It’s hard to step foot in the Hudson Valley without coming across some sliver of history. Tales of centuries past abound from Albany to Westchester, popping up in local museums, historic houses, and even street signs. Spanning from the age of the dinosaurs and the Revolutionary War to heyday of the Borscht Belt and the Irish Alps, the whispers of days long gone live on throughout the region.
Turns out, they live on quite a bit longer than everyone thought.
In a new study published this December in Current Biology, scientists discovered evidence of the oldest forest in the world right here in the Hudson Valley. Their report, which centers around a site in Cairo, is the latest effort in a research project that began in 1993. It’s a collaborative effort between Binghamton University’s William Stein, Cardiff University’s Dr. Christopher Berry, the New York State Museum, and the New York Paleontologists.
Working together, the group estimates the Hudson Valley forest to be approximately 386 million years old.
While the discovery of the forest’s age is new for 2019, the group’s research in Cairo is not. After beginning studies in the region in 1993, the collective made significant inroads in 2007 and 2008 when they learned to recognize the bases of two types of fossil trees. According to Berry, one is the large rooting system of the Archaeopteris tree, while the other is the dish-like imprint of the Cladoxylopsid tree, which contains hundreds of radiating roots.
“These Cladoxylopsid trees had their origin a few million years earlier and are thought to be the first type of tree on the planet,“ Berry explains. Two years later, in 2010, Stein and Frank Mannolini from the New York State Museum recognized the same type of tree bases coming from the mud at the bottom of Gilboa’s Riverside Quarry, which dates to the Devonian period. They focused their research in Gilboa for a number of years, since it was widely considered the world’s first forest and contains visible tree fossils. At Cairo, on the other hand, only root impressions are still visible.
In the newest segment of the study, Stein and his team mapped around 3,000 square meters of the historic forest in Cairo. Based on an analysis of the two principal trees by Berry and Stein, they determined the forest to be close to 400 million years old.
In doing so, they also identified what the trees in question looked like. According to Berry, the Archaeopteris was a large tree with broad green leaves, a solid trunk, and a modern-seeming root system. The Cladoxylopsid, meanwhile, had branches with twiggy leaves attached to a mostly hollow trunk supported by ribbon-like roots. They both grew in soil that was seasonally dry.

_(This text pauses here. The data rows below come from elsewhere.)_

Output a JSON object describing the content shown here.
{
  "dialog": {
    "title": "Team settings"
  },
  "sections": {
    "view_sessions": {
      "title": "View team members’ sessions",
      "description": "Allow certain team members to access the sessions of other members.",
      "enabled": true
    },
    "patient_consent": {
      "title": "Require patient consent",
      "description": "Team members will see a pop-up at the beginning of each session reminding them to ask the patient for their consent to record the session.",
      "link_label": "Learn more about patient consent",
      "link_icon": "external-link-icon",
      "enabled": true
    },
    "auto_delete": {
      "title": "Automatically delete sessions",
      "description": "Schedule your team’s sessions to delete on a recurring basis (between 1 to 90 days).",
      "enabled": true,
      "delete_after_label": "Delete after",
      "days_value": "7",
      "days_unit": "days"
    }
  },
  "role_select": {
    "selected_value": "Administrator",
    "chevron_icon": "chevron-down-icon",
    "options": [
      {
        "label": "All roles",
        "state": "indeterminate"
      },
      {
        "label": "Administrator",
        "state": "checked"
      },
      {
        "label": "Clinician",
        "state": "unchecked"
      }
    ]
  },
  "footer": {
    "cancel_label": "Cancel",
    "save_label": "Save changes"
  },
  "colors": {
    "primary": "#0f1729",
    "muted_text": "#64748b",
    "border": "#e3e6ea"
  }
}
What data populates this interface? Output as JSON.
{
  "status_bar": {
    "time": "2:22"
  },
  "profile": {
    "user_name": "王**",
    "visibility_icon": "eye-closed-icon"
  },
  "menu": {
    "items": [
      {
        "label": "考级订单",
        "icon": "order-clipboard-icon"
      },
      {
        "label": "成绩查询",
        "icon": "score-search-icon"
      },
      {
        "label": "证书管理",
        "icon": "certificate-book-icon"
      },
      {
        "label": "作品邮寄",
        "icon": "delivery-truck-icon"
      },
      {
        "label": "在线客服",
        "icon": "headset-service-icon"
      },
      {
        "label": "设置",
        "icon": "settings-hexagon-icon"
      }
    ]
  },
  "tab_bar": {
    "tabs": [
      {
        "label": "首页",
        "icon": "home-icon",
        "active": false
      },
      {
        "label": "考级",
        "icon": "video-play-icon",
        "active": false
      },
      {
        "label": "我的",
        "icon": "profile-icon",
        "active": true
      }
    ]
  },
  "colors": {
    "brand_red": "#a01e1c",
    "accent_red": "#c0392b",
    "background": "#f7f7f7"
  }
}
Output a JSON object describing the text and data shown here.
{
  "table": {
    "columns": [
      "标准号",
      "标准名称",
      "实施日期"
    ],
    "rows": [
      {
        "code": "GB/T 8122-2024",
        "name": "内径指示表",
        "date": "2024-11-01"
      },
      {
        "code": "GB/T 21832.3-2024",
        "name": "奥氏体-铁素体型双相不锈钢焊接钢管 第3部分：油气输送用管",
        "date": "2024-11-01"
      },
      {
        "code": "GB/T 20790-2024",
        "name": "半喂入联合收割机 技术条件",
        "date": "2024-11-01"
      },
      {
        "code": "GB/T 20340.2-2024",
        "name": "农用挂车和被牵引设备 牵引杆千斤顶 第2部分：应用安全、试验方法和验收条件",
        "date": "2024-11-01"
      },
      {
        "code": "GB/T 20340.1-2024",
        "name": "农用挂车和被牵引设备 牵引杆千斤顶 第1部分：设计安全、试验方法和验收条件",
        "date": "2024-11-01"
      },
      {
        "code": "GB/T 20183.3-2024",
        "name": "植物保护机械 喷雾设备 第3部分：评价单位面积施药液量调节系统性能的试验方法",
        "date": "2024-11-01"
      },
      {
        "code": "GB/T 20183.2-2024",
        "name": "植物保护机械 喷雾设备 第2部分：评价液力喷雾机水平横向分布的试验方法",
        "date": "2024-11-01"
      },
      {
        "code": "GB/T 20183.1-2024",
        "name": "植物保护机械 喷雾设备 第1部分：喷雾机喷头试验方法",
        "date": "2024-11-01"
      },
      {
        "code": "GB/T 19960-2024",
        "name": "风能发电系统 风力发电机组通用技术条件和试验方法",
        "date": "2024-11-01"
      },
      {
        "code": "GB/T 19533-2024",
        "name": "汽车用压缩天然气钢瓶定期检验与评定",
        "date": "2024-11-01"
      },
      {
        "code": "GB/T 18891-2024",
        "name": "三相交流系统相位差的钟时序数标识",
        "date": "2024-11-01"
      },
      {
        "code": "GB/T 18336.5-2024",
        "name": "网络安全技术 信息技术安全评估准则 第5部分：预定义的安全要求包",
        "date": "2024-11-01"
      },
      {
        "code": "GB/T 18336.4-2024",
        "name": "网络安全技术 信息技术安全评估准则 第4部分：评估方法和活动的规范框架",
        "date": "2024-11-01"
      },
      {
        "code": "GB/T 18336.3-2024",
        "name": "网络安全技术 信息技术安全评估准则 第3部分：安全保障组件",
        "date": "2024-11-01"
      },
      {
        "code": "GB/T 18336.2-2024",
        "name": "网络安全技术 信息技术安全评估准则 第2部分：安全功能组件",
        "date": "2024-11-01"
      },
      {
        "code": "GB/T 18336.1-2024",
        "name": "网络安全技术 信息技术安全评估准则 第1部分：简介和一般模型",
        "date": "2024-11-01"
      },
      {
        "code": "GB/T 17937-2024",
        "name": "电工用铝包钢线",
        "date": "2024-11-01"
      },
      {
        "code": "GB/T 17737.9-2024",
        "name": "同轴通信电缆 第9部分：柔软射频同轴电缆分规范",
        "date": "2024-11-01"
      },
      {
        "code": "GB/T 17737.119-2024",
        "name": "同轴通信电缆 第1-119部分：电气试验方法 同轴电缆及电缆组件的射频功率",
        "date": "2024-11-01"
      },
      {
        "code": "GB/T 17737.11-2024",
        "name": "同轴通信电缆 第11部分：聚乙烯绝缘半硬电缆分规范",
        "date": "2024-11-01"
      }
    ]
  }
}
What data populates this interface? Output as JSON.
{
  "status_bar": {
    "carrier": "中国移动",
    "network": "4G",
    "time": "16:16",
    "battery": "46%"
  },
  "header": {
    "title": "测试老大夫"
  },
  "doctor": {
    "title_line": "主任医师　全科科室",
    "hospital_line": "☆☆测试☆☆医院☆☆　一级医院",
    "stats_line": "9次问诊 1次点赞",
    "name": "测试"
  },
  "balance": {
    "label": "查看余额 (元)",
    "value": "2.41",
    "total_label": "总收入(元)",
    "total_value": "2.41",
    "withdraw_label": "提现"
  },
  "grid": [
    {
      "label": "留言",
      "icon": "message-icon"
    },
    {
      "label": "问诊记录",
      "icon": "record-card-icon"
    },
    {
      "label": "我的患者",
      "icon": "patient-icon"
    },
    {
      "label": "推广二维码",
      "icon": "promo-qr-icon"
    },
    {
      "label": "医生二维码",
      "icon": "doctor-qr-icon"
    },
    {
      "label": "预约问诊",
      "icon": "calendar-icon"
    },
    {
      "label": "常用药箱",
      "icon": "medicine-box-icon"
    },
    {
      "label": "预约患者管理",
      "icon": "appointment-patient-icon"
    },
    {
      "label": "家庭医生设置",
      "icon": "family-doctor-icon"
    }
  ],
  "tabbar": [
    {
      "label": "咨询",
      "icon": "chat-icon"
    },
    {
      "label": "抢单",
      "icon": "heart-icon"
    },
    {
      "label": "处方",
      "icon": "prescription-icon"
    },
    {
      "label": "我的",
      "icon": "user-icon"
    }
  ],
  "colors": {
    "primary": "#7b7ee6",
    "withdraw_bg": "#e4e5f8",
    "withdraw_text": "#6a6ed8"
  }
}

While the group’s discovery in Cairo is significant in itself, it’s even more noteworthy because it refutes the previously accepted information that the site of Gilboa, a mere 40 minutes away, was the oldest forest in the world. In fact, the Gilboa forest is a few million years younger and had soil that was permanently wet. Unlike the Cairo forest, the Gilboa one saw Cladoxylopsids as the dominant trees, with nary an Archaeopteris in sight.
So what does the discovery mean in the context of the Hudson Valley’s natural history?
“What we are really seeing here, taking into account all the evidence, is that there were different types of forests growing in different types of environments on the Catskill Delta during this time,” Berry explains.
Next up, he and Stein are collaborating with researchers from Sheffield University in the United Kingdom to analyze how the trees growing during that time impacted the soil and its nutrients.
“Soil forming processes, including the activity of roots and their associated fungi, were important in that they are likely to have increased the rate at which forest growth drew down carbon dioxide from the atmosphere,” he notes. “We are trying not only to understand the early forests and trees and what they looked like, but also how they impacted the evolution of the planet.”